Good morning, Co-chairs Courtney and Kotek and members of the Committee. My name is Steve Buckstein. I’m Senior Policy Analyst and founder of Cascade Policy Institute, which is a non-profit, non-partisan think tank based in Portland. Cascade’s mission is to develop and promote public policy alternatives that foster individual liberty, personal responsibility, and economic opportunity.
While I do not support the revenue raising portions of this legislation, reducing tax rates on small businesses is a very positive step that I urge you to take.
There was an instructive exchange on this topic on June 20th before the Senate Finance and Revenue Committee.* One tax cut opponent noted that he didn’t believe the person who fixes his washing machine was going to buy another truck and get another employee for his small business because of a reduction in his tax rate.
I then told the committee that while this one repair man may not change his economic behavior, a tax cut just might be the deciding factor for some entrepreneur to locate a new washing machine manufacturing plant here, hiring dozens or hundreds of Oregonians.
We need to understand that in this modern world, people and capital are mobile. Investors and businesspeople change their behavior based on the incentives and disincentives they face. Oregon’s high tax rates shine like a big STOP sign at every border, warning high-income people and many businesses that the cost of staying here or coming here may be too high compared to other states.
So, rather than rely on taxing others more to generate revenue, rely on the fact that lowering small business tax rates will make Oregon more business friendly, thus generating jobs and more tax revenue.

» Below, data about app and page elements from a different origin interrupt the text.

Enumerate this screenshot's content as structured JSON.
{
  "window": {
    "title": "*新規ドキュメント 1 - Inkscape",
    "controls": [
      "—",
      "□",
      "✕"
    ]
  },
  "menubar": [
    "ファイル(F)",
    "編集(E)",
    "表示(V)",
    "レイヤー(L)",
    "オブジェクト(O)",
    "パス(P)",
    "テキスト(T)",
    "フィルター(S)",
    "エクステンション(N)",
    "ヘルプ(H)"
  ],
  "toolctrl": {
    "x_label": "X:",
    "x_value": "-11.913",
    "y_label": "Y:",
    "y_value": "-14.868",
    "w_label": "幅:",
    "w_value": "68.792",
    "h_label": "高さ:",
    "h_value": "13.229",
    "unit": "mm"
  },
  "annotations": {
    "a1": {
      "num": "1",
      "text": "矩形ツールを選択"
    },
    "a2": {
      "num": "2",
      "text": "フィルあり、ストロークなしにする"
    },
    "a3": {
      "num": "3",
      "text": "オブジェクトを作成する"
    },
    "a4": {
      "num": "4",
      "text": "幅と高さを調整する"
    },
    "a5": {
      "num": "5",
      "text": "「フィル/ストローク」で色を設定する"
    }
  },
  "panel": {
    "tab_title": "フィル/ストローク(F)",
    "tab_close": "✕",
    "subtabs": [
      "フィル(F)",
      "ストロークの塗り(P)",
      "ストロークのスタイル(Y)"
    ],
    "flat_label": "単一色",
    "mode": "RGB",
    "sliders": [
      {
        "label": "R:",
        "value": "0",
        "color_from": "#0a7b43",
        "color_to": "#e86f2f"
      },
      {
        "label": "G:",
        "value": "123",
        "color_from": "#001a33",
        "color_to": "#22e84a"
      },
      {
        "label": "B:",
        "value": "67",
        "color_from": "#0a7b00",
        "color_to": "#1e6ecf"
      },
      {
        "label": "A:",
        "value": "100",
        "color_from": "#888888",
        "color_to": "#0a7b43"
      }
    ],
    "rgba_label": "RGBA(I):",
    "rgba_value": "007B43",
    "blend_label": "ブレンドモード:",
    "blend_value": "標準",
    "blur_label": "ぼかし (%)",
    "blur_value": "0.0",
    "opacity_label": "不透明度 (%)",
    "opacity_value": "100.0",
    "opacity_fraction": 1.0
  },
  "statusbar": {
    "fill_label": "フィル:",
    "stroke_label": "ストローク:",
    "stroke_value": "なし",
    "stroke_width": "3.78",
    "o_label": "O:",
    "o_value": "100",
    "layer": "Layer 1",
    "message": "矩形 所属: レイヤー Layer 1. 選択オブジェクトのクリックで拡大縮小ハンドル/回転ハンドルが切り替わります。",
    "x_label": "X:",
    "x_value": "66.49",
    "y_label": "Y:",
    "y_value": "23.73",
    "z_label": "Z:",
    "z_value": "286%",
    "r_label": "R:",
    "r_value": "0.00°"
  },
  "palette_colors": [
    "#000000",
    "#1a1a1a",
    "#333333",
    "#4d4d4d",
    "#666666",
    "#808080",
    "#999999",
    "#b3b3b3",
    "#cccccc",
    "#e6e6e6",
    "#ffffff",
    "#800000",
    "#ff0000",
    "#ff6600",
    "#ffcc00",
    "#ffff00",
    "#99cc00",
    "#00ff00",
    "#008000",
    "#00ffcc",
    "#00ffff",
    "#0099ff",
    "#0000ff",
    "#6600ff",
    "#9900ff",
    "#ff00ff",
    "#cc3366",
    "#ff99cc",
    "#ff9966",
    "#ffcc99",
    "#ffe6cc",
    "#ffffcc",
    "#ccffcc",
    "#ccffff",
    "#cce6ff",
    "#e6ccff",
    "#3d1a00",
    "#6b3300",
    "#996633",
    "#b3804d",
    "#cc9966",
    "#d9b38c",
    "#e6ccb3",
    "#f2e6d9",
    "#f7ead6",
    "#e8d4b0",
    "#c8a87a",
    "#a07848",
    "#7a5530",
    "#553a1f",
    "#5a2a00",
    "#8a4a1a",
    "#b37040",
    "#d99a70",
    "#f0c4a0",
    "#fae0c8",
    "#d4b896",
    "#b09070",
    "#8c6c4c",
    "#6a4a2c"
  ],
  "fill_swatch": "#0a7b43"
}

I have it on good authority that each of you would like to take credit for creating more jobs in this state. Here’s your chance.
* June 20th Hearing audio. The tax cut opponent’s repair man story begins at 1:25:40. My full testimony begins at 1:45:37 and my repair man story rebuttal starts at 1:47:40.